Reading is tough – there’s no denying that.

Part of our goal as parents and reading teachers is to help our children read fluently and comprehend what they read as easily and naturally as possible.

One way to do this is by inserting three magic words into each and every reading ‘session’ with our kids.

If we say these three magic words during read-alouds – whether kids are reading books, magazines, signs, newspapers, whatever the text may be – then we will be on the road to raising readers who naturally self-monitor while reading.

What are the three magic words?

They are: Are. You. Correct.

In question form, of course: Are you correct?

That’s right. Try it. During a read-aloud, when your child finishes a full page, before he turns to the next one, ask, “Are you correct?” Avoid  a condescending or directive voice, but more in a level, light, straightforward question: Are you correct?

And see what happens.  Even if every word was read correctly, ask anyway.

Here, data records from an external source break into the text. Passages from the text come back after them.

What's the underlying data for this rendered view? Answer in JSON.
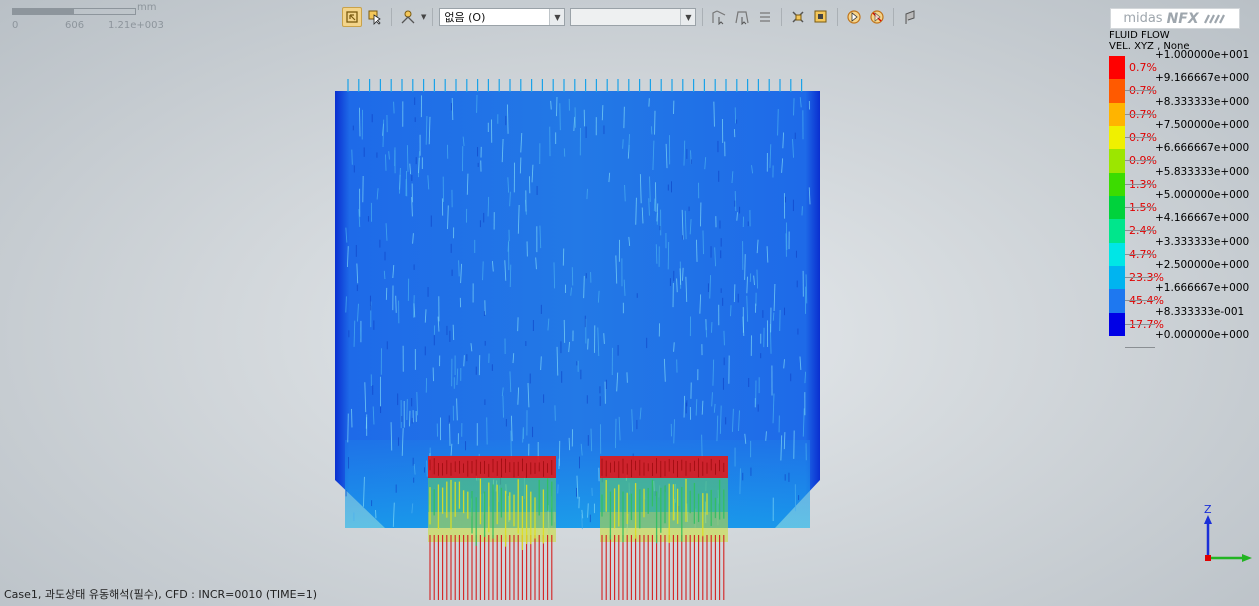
{
  "scalebar": {
    "unit": "mm",
    "ticks": [
      "0",
      "606",
      "1.21e+003"
    ]
  },
  "toolbar": {
    "combo1_value": "없음 (O)",
    "combo2_value": ""
  },
  "logo": {
    "midas": "midas",
    "nfx": "NFX"
  },
  "legend": {
    "title": "FLUID FLOW",
    "subtitle": "VEL. XYZ , None",
    "bands": [
      {
        "color": "#ff0000",
        "pct": "0.7%"
      },
      {
        "color": "#ff5a00",
        "pct": "0.7%"
      },
      {
        "color": "#ffb400",
        "pct": "0.7%"
      },
      {
        "color": "#f0f000",
        "pct": "0.7%"
      },
      {
        "color": "#9ce600",
        "pct": "0.9%"
      },
      {
        "color": "#3cdc00",
        "pct": "1.3%"
      },
      {
        "color": "#00d23c",
        "pct": "1.5%"
      },
      {
        "color": "#00e68c",
        "pct": "2.4%"
      },
      {
        "color": "#00e6e6",
        "pct": "4.7%"
      },
      {
        "color": "#00b4f0",
        "pct": "23.3%"
      },
      {
        "color": "#1e78f0",
        "pct": "45.4%"
      },
      {
        "color": "#0000e6",
        "pct": "17.7%"
      }
    ],
    "values": [
      "+1.000000e+001",
      "+9.166667e+000",
      "+8.333333e+000",
      "+7.500000e+000",
      "+6.666667e+000",
      "+5.833333e+000",
      "+5.000000e+000",
      "+4.166667e+000",
      "+3.333333e+000",
      "+2.500000e+000",
      "+1.666667e+000",
      "+8.333333e-001",
      "+0.000000e+000"
    ]
  },
  "axis": {
    "z": "Z"
  },
  "status": "Case1,  과도상태 유동해석(필수),  CFD : INCR=0010 (TIME=1)"
}
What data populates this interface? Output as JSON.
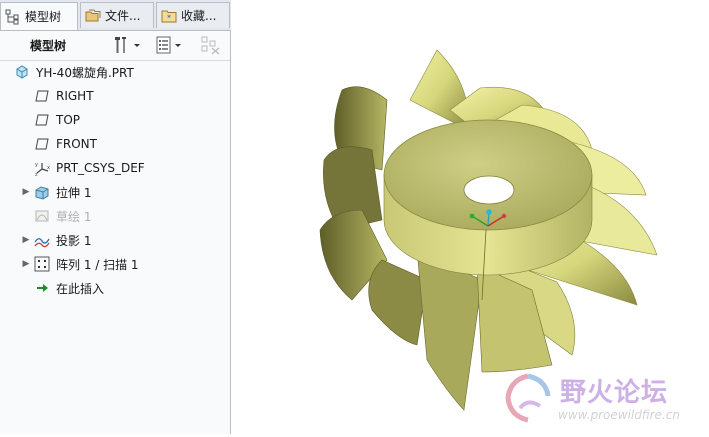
{
  "tabs": [
    {
      "label": "模型树",
      "icon": "model-tree-icon"
    },
    {
      "label": "文件...",
      "icon": "folder-icon"
    },
    {
      "label": "收藏...",
      "icon": "favorites-icon"
    }
  ],
  "toolbar": {
    "title": "模型树",
    "settings_icon": "tools-icon",
    "show_icon": "list-icon",
    "filter_icon": "filter-icon"
  },
  "tree": {
    "root": {
      "label": "YH-40螺旋角.PRT",
      "icon": "part-icon"
    },
    "items": [
      {
        "label": "RIGHT",
        "icon": "datum-plane-icon",
        "expandable": false,
        "disabled": false
      },
      {
        "label": "TOP",
        "icon": "datum-plane-icon",
        "expandable": false,
        "disabled": false
      },
      {
        "label": "FRONT",
        "icon": "datum-plane-icon",
        "expandable": false,
        "disabled": false
      },
      {
        "label": "PRT_CSYS_DEF",
        "icon": "coordinate-system-icon",
        "expandable": false,
        "disabled": false
      },
      {
        "label": "拉伸 1",
        "icon": "extrude-icon",
        "expandable": true,
        "disabled": false
      },
      {
        "label": "草绘 1",
        "icon": "sketch-icon",
        "expandable": false,
        "disabled": true
      },
      {
        "label": "投影 1",
        "icon": "projection-icon",
        "expandable": true,
        "disabled": false
      },
      {
        "label": "阵列 1 / 扫描 1",
        "icon": "pattern-icon",
        "expandable": true,
        "disabled": false
      },
      {
        "label": "在此插入",
        "icon": "insert-here-arrow-icon",
        "expandable": false,
        "disabled": false
      }
    ]
  },
  "watermark": {
    "title": "野火论坛",
    "url": "www.proewildfire.cn"
  },
  "colors": {
    "model": "#d8d87a",
    "model_dark": "#7f7f3a",
    "model_light": "#f2f2a0",
    "watermark_text": "#c9a8e0",
    "panel_bg": "#f9fafb"
  }
}
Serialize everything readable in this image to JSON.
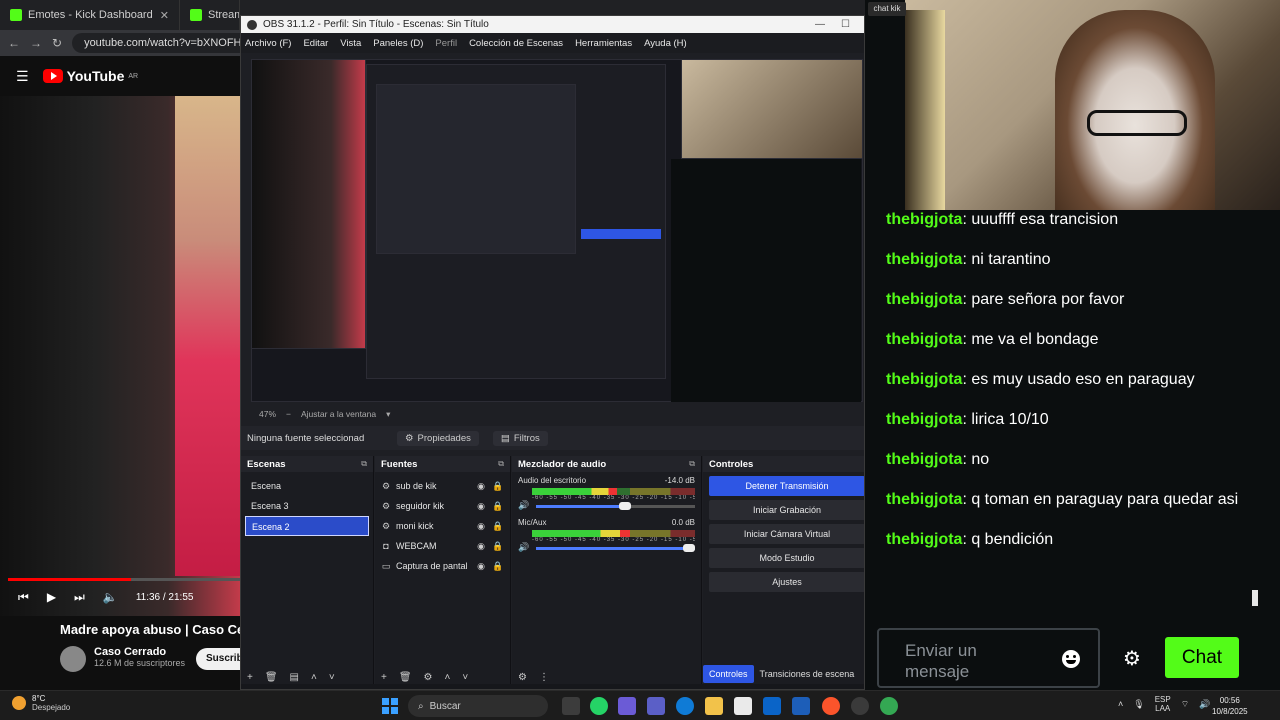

Your child may look at you like you’ve grown three heads at first, but then he will (or should!) look back at the page, scan the words, and do a mental ‘re-check’ of what he read. And that’s key.

We want our kids to become better at self-monitoring and self-correcting. These three magic words will get kids on the road to becoming better at both.

If everything was read correctly and your child turns to you and says, “Yep. I’m correct.” Then woo-hoo! you’re good to go. Say something like, “Okay, awesome. Just wanted to be sure. Carry on.”

But what if you ask, “Are you correct?” and your child says, “YES,” even though he made an error while reading? Then he needs a wee bit more prompting. Say, “Read it again and check closely.”  And if he reads it again incorrectly, he needs even a bit more help, but it’s okay! You can offer it.  Try questions like:

  • “Does it make sense?”
  • “Does it sound right?”
  • “Try to use the picture to help you figure it out.”

See where that gets you. We certainly don’t want to hand everything over to our child on a silver platter and we don’t want reading to become more difficult than it already is.  Rather, we want our readers to be comfortable enough and driven enough to work a bit to construct meaning while they read. And hopefully those three magic words will get us on the right track.





From Scholastic Parents Facebook:

When your child is learning to read, don’t hesitate to explain the purpose of simple punctuation marks such as the period, question mark, exclamation point and quotation marks.  This helps your child learn inflection and aids comprehension.


Pencil Grip

January 19,2012

From Scholastic Parents Facebook:

One of our readers asked for some help with getting a child to improve pencil grip.  Try this:  Break crayons into very small pieces (one centimeter long) for your child to use.  This forces their fingers to form the correct grip.